Mouseear chickweed (Cerastium) acts as a winter annual in eastern North Carolina and as a perennial in the western part of the state, especially at higher elevations. It has a vigorous prostrate growth habit. Hairy stems may creep along the ground and take root at nodes touching the soil. The small, white flowers have five slightly notched petals. Mouseear chickweed is similar in growth habit (spreading) and appearance to common chickweed, but mouseear chickweed leaves are dark green or gray-green, and are covered with soft hairs.
Chickweed will survive under close mowing, forming dense patches which crowd out the desirable turfgrass. This weed quickly invades thin turf areas especially where there is good soil moisture.

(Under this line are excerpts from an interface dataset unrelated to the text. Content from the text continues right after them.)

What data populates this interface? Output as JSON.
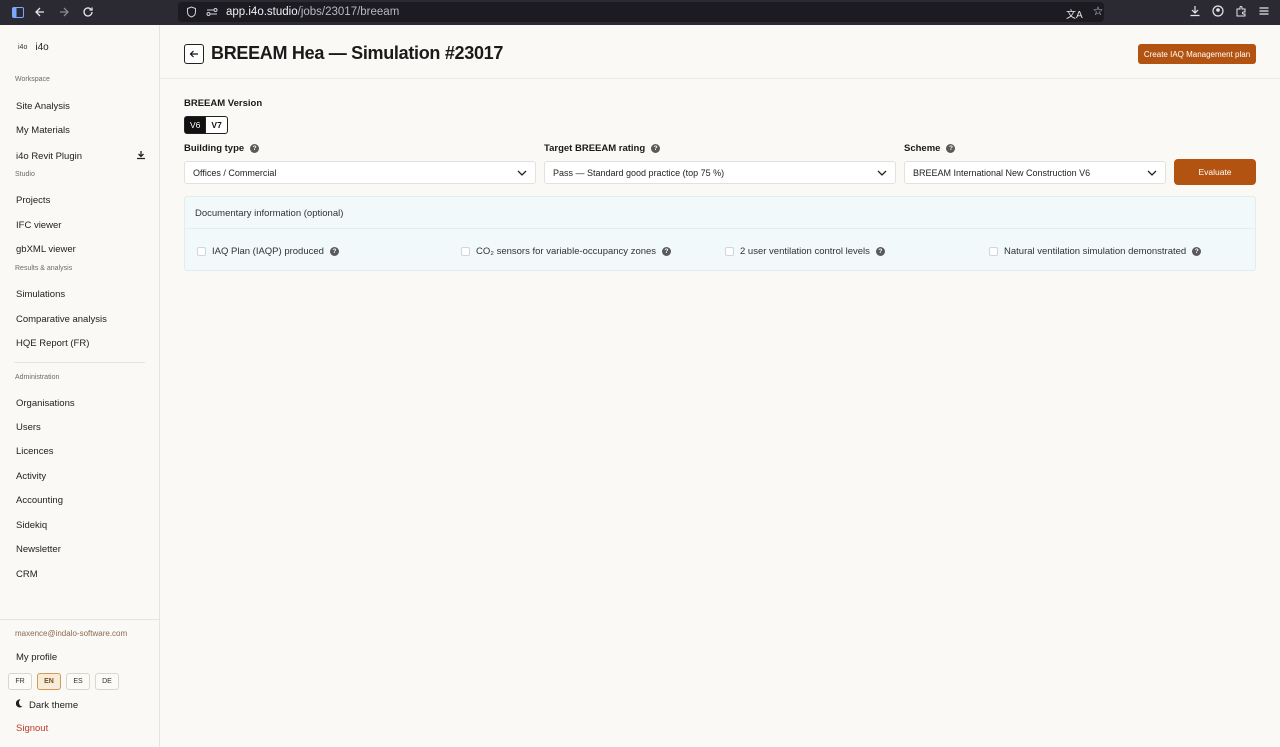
{
  "browser": {
    "url_host": "app.i4o.studio",
    "url_path": "/jobs/23017/breeam"
  },
  "logo": {
    "mark": "i4o",
    "name": "i4o"
  },
  "sidebar": {
    "workspace_heading": "Workspace",
    "workspace": [
      "Site Analysis",
      "My Materials",
      "i4o Revit Plugin"
    ],
    "studio_heading": "Studio",
    "studio": [
      "Projects",
      "IFC viewer",
      "gbXML viewer"
    ],
    "results_heading": "Results & analysis",
    "results": [
      "Simulations",
      "Comparative analysis",
      "HQE Report (FR)"
    ],
    "admin_heading": "Administration",
    "admin": [
      "Organisations",
      "Users",
      "Licences",
      "Activity",
      "Accounting",
      "Sidekiq",
      "Newsletter",
      "CRM"
    ],
    "user_email": "maxence@indalo-software.com",
    "my_profile": "My profile",
    "languages": [
      "FR",
      "EN",
      "ES",
      "DE"
    ],
    "active_language": "EN",
    "dark_theme": "Dark theme",
    "signout": "Signout"
  },
  "header": {
    "title": "BREEAM Hea — Simulation #23017",
    "create_plan": "Create IAQ Management plan"
  },
  "form": {
    "version_label": "BREEAM Version",
    "versions": [
      "V6",
      "V7"
    ],
    "selected_version": "V6",
    "building_type_label": "Building type",
    "building_type_value": "Offices / Commercial",
    "target_label": "Target BREEAM rating",
    "target_value": "Pass — Standard good practice (top 75 %)",
    "scheme_label": "Scheme",
    "scheme_value": "BREEAM International New Construction V6",
    "evaluate": "Evaluate"
  },
  "documentary": {
    "title": "Documentary information (optional)",
    "items": [
      "IAQ Plan (IAQP) produced",
      "CO₂ sensors for variable-occupancy zones",
      "2 user ventilation control levels",
      "Natural ventilation simulation demonstrated"
    ]
  },
  "colors": {
    "accent": "#b35312",
    "panel": "#f1f9fa"
  }
}
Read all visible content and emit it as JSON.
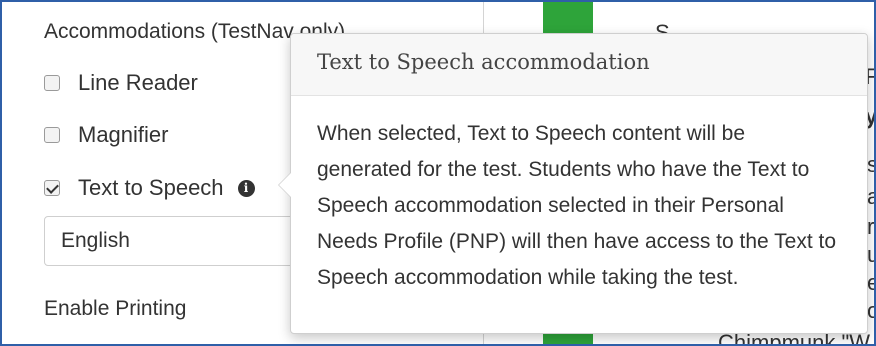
{
  "left": {
    "section_title": "Accommodations (TestNav only)",
    "options": [
      {
        "label": "Line Reader",
        "checked": false
      },
      {
        "label": "Magnifier",
        "checked": false
      },
      {
        "label": "Text to Speech",
        "checked": true
      }
    ],
    "language_select": {
      "value": "English"
    },
    "enable_printing_label": "Enable Printing"
  },
  "right": {
    "partial_words": [
      "S",
      "F",
      "y",
      "s",
      "a",
      "r",
      "u",
      "e",
      "o",
      "Chimpmunk \"W"
    ]
  },
  "popover": {
    "title": "Text to Speech accommodation",
    "body": "When selected, Text to Speech content will be generated for the test. Students who have the Text to Speech accommodation selected in their Personal Needs Profile (PNP) will then have access to the Text to Speech accommodation while taking the test."
  },
  "colors": {
    "accent_green": "#2ea43a",
    "frame_border": "#2f5fa8"
  }
}
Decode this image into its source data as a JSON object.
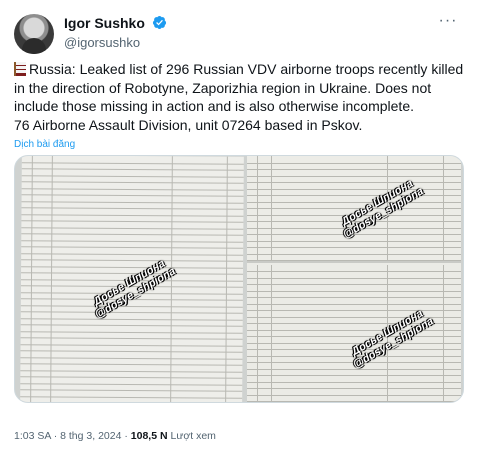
{
  "author": {
    "display_name": "Igor Sushko",
    "handle": "@igorsushko",
    "verified_color": "#1d9bf0"
  },
  "more_icon_text": "···",
  "tweet": {
    "line1": "Russia: Leaked list of 296 Russian VDV airborne troops recently killed",
    "line2": "in the direction of Robotyne, Zaporizhia region in Ukraine. Does not",
    "line3": "include those missing in action and is also otherwise incomplete.",
    "line4": "76 Airborne Assault Division, unit 07264 based in Pskov."
  },
  "translate_label": "Dịch bài đăng",
  "media": {
    "watermark_line1": "Досье Шпиона",
    "watermark_line2": "@dosye_shpiona"
  },
  "meta": {
    "time": "1:03 SA",
    "date": "8 thg 3, 2024",
    "views": "108,5 N",
    "views_label": "Lượt xem"
  }
}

Shade and frequent watering encourage chickweed growth.
- GROWTH SEASON / LIFE CYCLE
- winter annual or biennial or perennial weed
- GROWTH HABIT
- LEAFLET NUMBER
- LEAF MARGIN
- LEAF HAIRS
- LEAF / LEAFLET SHAPE
- oval to elliptical without petiole
- LEAF WIDTH
- 1⁄2 - 1 inch
- LEAF VENATION
- LEAF ARRANGEMENT
- ROOT TYPE
- FLOWER COLOR
Publication date: Nov. 20, 2017
N.C. Cooperative Extension prohibits discrimination and harassment regardless of age, color, disability, family and marital status, gender identity, national origin, political beliefs, race, religion, sex (including pregnancy), sexual orientation and veteran status.